IT IS almost two centuries since the renowned English artist William Daniell visited the island of Raasay, drawing the ruined Macleod stronghold Brochel Castle for one of his prints.

He revealed his sitting position by including himself in the sketch – alongside his servant and a dog.

Now the ornate sketching pencil he deployed has been found in the ground at the exact spot.

Its point was still sharp.


The brass encased instrument was made in India with a ceramic collar which depicts a Hindu bride. It is believed to have been commissioned by Daniell’s mistress.

Born in Kingston upon Thames, Surrey in 1769, Daniell was orphaned by the age of 10 when his bricklayer-publican father died. He was raised by his uncle Thomas, himself a talented artist. When he was 14, the duo sailed to India via China, returning a decade later to publish successfully their prints of the two countries.

Daniell then embarked on his next great work, A Voyage Round the Coasts of Great Britain, from 1813-1823. The resulting eight-volume tome was a celebration of the rural coastline of Britain, with a collection of 308 aquatint engravings or prints. One was of Brochel Castle, on the north-eastern shore of the island, which lies between Skye and the mainland.

His pencil was found in May by the Skye-based chimney sweep Alex Hemming, who is an amateur archaeologist.

One of the first to see it was Andrew McMorrine, former principal teacher of art at Portree High School, who has studied Daniell and his work.

“Where the sheep had been lying, the earth and dust had been scraped away and Alex saw the tip of the pencil,” he said. “When he showed it to me we got out the print of Brochel and saw he had found it at the very spot where Daniell has himself drawing the castle with his servant and a dog there as well in the summer 1818.”

“If the sheep hadn’t disturbed it, it would have lain for another 200 years. It is still intact. Only the tip of it was showing. Thank goodness it was Alex who found it as he immediately recognised its significance to the Daniell story. Somebody else would have kicked it away.”

He said it dated to Daniell’s tour of India with his uncle. “In their journals there is a description of this pencil made by Indian craftsmen at the behest of his Indian lover, a Hindu woman.”

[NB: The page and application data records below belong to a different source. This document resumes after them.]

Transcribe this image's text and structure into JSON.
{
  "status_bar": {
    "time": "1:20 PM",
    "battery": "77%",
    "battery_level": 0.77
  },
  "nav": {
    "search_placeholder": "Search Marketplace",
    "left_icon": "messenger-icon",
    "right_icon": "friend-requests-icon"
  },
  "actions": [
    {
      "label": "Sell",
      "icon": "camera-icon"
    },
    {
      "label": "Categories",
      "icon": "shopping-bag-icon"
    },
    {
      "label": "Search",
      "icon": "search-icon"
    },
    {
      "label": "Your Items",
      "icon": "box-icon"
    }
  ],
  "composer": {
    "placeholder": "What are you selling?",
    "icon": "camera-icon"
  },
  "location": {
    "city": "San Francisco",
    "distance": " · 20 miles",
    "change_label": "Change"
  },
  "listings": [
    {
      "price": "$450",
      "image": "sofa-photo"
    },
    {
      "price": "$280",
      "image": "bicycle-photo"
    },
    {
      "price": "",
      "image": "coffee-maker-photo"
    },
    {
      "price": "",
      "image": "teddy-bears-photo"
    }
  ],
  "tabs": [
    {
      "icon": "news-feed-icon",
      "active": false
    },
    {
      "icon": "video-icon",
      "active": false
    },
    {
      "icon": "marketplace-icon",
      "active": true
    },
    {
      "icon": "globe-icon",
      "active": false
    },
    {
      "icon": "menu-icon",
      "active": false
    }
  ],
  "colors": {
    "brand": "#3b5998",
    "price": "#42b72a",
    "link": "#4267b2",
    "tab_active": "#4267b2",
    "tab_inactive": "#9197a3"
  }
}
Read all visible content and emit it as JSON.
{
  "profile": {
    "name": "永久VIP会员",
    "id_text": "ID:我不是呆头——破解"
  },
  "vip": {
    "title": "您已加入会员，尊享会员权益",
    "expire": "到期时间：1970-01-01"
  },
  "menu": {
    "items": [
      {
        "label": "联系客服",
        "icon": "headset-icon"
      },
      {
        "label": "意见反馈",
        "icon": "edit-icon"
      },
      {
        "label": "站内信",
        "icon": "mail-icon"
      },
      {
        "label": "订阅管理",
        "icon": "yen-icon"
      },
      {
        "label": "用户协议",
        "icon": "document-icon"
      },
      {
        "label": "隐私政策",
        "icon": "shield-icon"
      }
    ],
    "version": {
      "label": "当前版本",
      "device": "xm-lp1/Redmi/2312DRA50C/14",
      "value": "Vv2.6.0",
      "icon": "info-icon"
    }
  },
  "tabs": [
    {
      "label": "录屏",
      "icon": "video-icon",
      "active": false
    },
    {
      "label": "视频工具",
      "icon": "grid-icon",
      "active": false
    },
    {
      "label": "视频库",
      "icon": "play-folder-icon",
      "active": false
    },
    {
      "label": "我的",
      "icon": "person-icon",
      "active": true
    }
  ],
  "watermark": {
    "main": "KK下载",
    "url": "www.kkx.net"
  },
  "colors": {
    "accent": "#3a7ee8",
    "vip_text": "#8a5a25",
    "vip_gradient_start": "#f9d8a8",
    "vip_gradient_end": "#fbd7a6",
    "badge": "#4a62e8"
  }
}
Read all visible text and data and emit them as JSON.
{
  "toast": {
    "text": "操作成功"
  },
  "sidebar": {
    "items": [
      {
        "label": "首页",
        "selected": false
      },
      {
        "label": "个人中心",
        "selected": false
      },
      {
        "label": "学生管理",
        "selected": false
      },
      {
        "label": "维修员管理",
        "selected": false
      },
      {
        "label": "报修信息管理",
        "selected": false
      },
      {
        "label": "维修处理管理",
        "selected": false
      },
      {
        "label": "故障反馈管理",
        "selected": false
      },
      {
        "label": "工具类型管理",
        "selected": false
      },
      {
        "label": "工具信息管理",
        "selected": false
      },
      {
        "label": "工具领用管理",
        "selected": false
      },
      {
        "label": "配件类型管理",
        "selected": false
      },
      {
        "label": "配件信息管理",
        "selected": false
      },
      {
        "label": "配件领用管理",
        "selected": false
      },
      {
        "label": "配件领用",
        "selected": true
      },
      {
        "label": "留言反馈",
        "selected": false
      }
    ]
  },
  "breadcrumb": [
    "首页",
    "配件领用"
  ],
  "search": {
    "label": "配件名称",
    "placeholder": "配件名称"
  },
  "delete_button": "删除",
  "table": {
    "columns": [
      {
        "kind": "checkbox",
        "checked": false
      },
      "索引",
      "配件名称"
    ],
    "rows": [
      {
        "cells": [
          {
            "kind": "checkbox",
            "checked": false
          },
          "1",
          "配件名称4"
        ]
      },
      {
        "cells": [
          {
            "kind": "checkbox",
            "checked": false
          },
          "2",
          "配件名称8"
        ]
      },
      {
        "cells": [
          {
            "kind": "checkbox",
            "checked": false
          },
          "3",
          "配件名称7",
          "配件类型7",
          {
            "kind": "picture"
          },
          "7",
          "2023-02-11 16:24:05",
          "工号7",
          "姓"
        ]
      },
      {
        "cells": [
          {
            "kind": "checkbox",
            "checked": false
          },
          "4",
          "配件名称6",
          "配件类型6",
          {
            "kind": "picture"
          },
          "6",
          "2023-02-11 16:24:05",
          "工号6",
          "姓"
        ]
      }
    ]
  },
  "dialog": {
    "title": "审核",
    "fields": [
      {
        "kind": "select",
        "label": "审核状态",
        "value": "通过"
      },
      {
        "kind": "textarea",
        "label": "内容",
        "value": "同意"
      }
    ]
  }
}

He said experts had confirmed it depicted a Hindu bride. “His lover is thought have given it to him as a farewell present, when he left to return to Britain. The finding of the pencil almost 200 years after Daniell last used it, completes what really is quite a poignant story,” he said.


Mr McMorrine said that permission had been given for him to display the pencil at the recent opening of the exhibition of etchings by him and his brother currently running at the Orbost Gallery by Dunvegan on Skye.

“There was great interest in it by from those who came to our opening.”

Canmore, the online catalogue to Scotland’s archaeology, buildings, industrial and maritime heritage compiled and managed by Historic Environment Scotland, says that tradition holds that Brochel Castle was built by Raasay’s first Macleod chief, Calum (MacGilleChaluim) in the late 15th/early 16th century, and occupied until around 1671. It provided “a strategic base for a dynasty of reiving seadogs to control their mainland possessions and the Inner Sound.”

It continues that although Daniell’s view of 1818 depicts it as virtually intact, only footings survive of the tallest tower.

It is not clear where the pencil will end up, however there is speculation it may be bound for the library in Glasgow School of Art’s restored Mackintosh Building, where it would sit beneath one of Daniell’s works.